======== Input data
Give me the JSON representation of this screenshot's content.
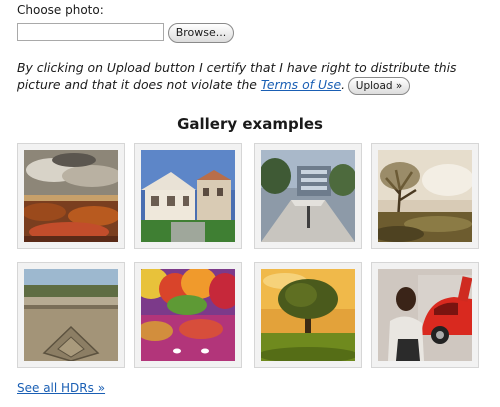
{
  "upload": {
    "choose_label": "Choose photo:",
    "file_value": "",
    "browse_label": "Browse...",
    "notice_text": "By clicking on Upload button I certify that I have right to distribute this picture and that it does not violate the ",
    "terms_link": "Terms of Use",
    "notice_end": ".",
    "upload_label": "Upload »"
  },
  "gallery": {
    "title": "Gallery examples",
    "items": [
      {
        "icon": "stormy-sky-landscape-image"
      },
      {
        "icon": "villa-street-image"
      },
      {
        "icon": "city-plaza-image"
      },
      {
        "icon": "misty-tree-image"
      },
      {
        "icon": "stone-courtyard-image"
      },
      {
        "icon": "autumn-lake-swans-image"
      },
      {
        "icon": "lone-tree-sunset-image"
      },
      {
        "icon": "man-with-sportscar-image"
      }
    ]
  },
  "see_all": "See all HDRs »"
}
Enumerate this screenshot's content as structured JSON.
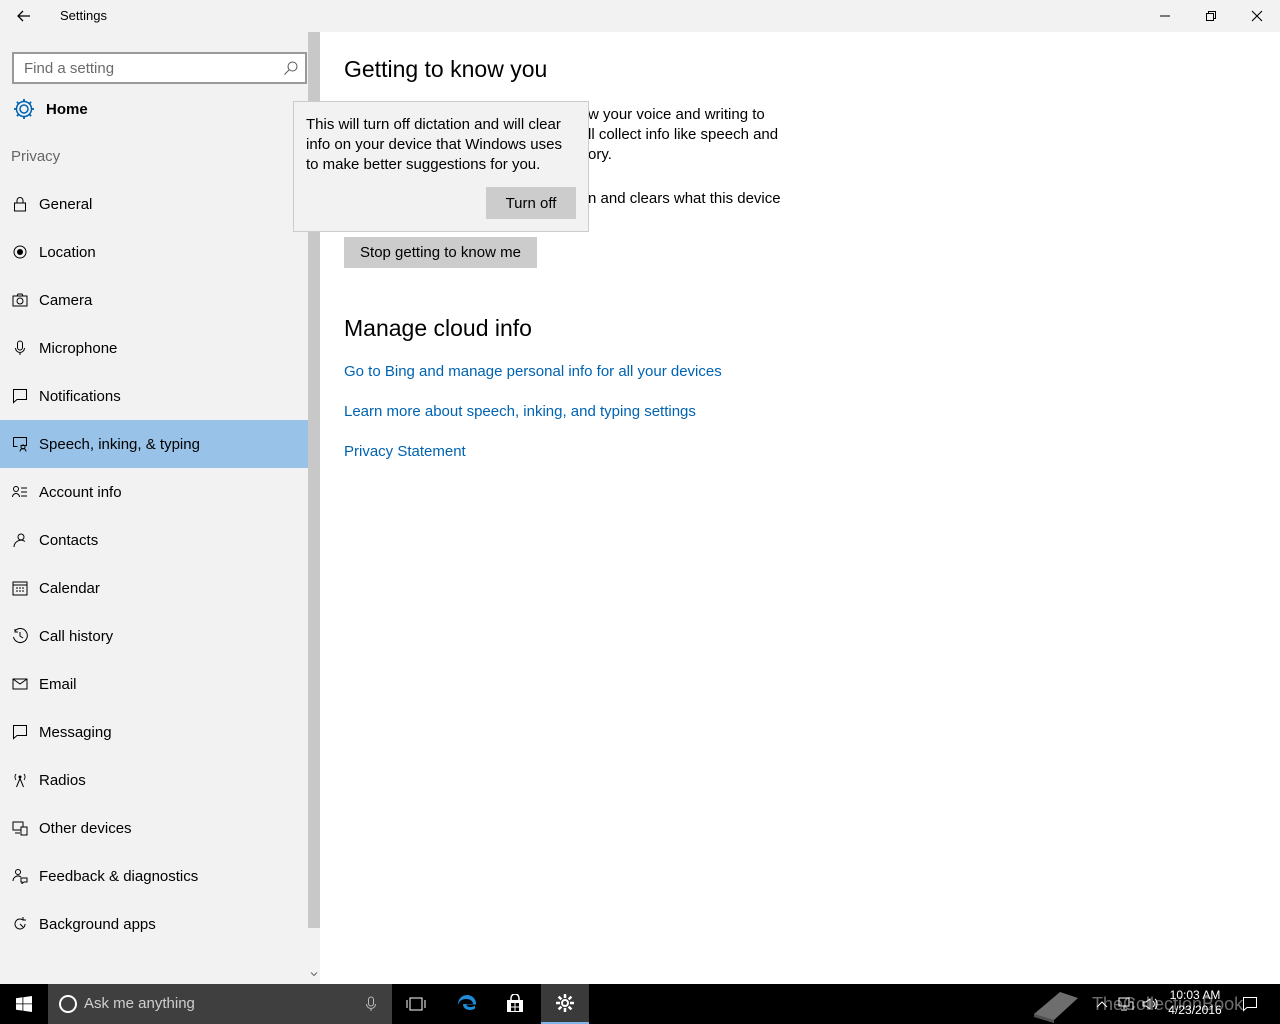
{
  "window": {
    "title": "Settings",
    "controls": [
      "minimize",
      "restore",
      "close"
    ]
  },
  "sidebar": {
    "search_placeholder": "Find a setting",
    "home_label": "Home",
    "section_label": "Privacy",
    "items": [
      {
        "label": "General",
        "icon": "lock-icon"
      },
      {
        "label": "Location",
        "icon": "location-icon"
      },
      {
        "label": "Camera",
        "icon": "camera-icon"
      },
      {
        "label": "Microphone",
        "icon": "microphone-icon"
      },
      {
        "label": "Notifications",
        "icon": "notifications-icon"
      },
      {
        "label": "Speech, inking, & typing",
        "icon": "speech-inking-icon",
        "selected": true
      },
      {
        "label": "Account info",
        "icon": "account-info-icon"
      },
      {
        "label": "Contacts",
        "icon": "contacts-icon"
      },
      {
        "label": "Calendar",
        "icon": "calendar-icon"
      },
      {
        "label": "Call history",
        "icon": "call-history-icon"
      },
      {
        "label": "Email",
        "icon": "email-icon"
      },
      {
        "label": "Messaging",
        "icon": "messaging-icon"
      },
      {
        "label": "Radios",
        "icon": "radios-icon"
      },
      {
        "label": "Other devices",
        "icon": "other-devices-icon"
      },
      {
        "label": "Feedback & diagnostics",
        "icon": "feedback-icon"
      },
      {
        "label": "Background apps",
        "icon": "background-apps-icon"
      }
    ]
  },
  "main": {
    "heading": "Getting to know you",
    "para1_visible": "w your voice and writing to\nll collect info like speech and\nory.",
    "para2_visible": "n and clears what this device",
    "stop_button": "Stop getting to know me",
    "cloud_heading": "Manage cloud info",
    "links": [
      "Go to Bing and manage personal info for all your devices",
      "Learn more about speech, inking, and typing settings",
      "Privacy Statement"
    ]
  },
  "flyout": {
    "message": "This will turn off dictation and will clear info on your device that Windows uses to make better suggestions for you.",
    "button": "Turn off"
  },
  "taskbar": {
    "search_placeholder": "Ask me anything",
    "clock_time": "10:03 AM",
    "clock_date": "4/23/2016",
    "watermark": "TheCollectionBook"
  },
  "colors": {
    "accent": "#0063b1",
    "selected_nav": "#99c2e8",
    "sidebar_bg": "#f2f2f2",
    "taskbar_bg": "#000000"
  }
}
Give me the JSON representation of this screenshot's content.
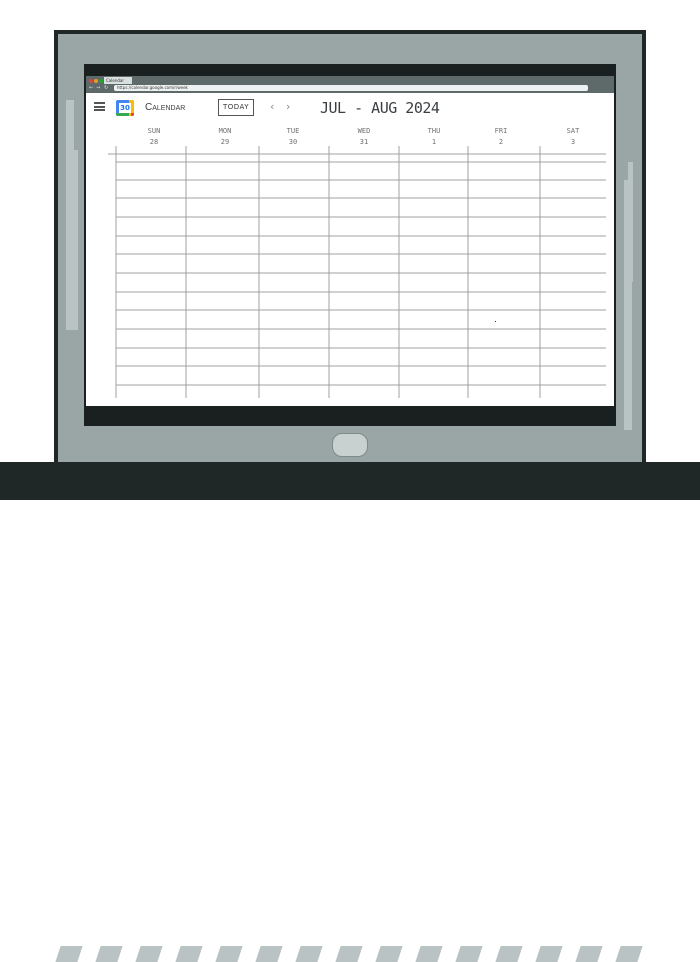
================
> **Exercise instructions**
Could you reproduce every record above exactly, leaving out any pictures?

> **Expected answer**
Give me the JSON representation of this screenshot's content.
{
  "upload": {
    "choose_label": "Choose photo:",
    "file_value": "",
    "browse_label": "Browse...",
    "notice_text": "By clicking on Upload button I certify that I have right to distribute this picture and that it does not violate the ",
    "terms_link": "Terms of Use",
    "notice_end": ".",
    "upload_label": "Upload »"
  },
  "gallery": {
    "title": "Gallery examples",
    "items": [
      {
        "icon": "stormy-sky-landscape-image"
      },
      {
        "icon": "villa-street-image"
      },
      {
        "icon": "city-plaza-image"
      },
      {
        "icon": "misty-tree-image"
      },
      {
        "icon": "stone-courtyard-image"
      },
      {
        "icon": "autumn-lake-swans-image"
      },
      {
        "icon": "lone-tree-sunset-image"
      },
      {
        "icon": "man-with-sportscar-image"
      }
    ]
  },
  "see_all": "See all HDRs »"
}
Enumerate this screenshot's content as structured JSON.
{
  "window": {
    "title": "Settings",
    "controls": [
      "minimize",
      "restore",
      "close"
    ]
  },
  "sidebar": {
    "search_placeholder": "Find a setting",
    "home_label": "Home",
    "section_label": "Privacy",
    "items": [
      {
        "label": "General",
        "icon": "lock-icon"
      },
      {
        "label": "Location",
        "icon": "location-icon"
      },
      {
        "label": "Camera",
        "icon": "camera-icon"
      },
      {
        "label": "Microphone",
        "icon": "microphone-icon"
      },
      {
        "label": "Notifications",
        "icon": "notifications-icon"
      },
      {
        "label": "Speech, inking, & typing",
        "icon": "speech-inking-icon",
        "selected": true
      },
      {
        "label": "Account info",
        "icon": "account-info-icon"
      },
      {
        "label": "Contacts",
        "icon": "contacts-icon"
      },
      {
        "label": "Calendar",
        "icon": "calendar-icon"
      },
      {
        "label": "Call history",
        "icon": "call-history-icon"
      },
      {
        "label": "Email",
        "icon": "email-icon"
      },
      {
        "label": "Messaging",
        "icon": "messaging-icon"
      },
      {
        "label": "Radios",
        "icon": "radios-icon"
      },
      {
        "label": "Other devices",
        "icon": "other-devices-icon"
      },
      {
        "label": "Feedback & diagnostics",
        "icon": "feedback-icon"
      },
      {
        "label": "Background apps",
        "icon": "background-apps-icon"
      }
    ]
  },
  "main": {
    "heading": "Getting to know you",
    "para1_visible": "w your voice and writing to\nll collect info like speech and\nory.",
    "para2_visible": "n and clears what this device",
    "stop_button": "Stop getting to know me",
    "cloud_heading": "Manage cloud info",
    "links": [
      "Go to Bing and manage personal info for all your devices",
      "Learn more about speech, inking, and typing settings",
      "Privacy Statement"
    ]
  },
  "flyout": {
    "message": "This will turn off dictation and will clear info on your device that Windows uses to make better suggestions for you.",
    "button": "Turn off"
  },
  "taskbar": {
    "search_placeholder": "Ask me anything",
    "clock_time": "10:03 AM",
    "clock_date": "4/23/2016",
    "watermark": "TheCollectionBook"
  },
  "colors": {
    "accent": "#0063b1",
    "selected_nav": "#99c2e8",
    "sidebar_bg": "#f2f2f2",
    "taskbar_bg": "#000000"
  }
}
Give me the JSON representation of this screenshot's content.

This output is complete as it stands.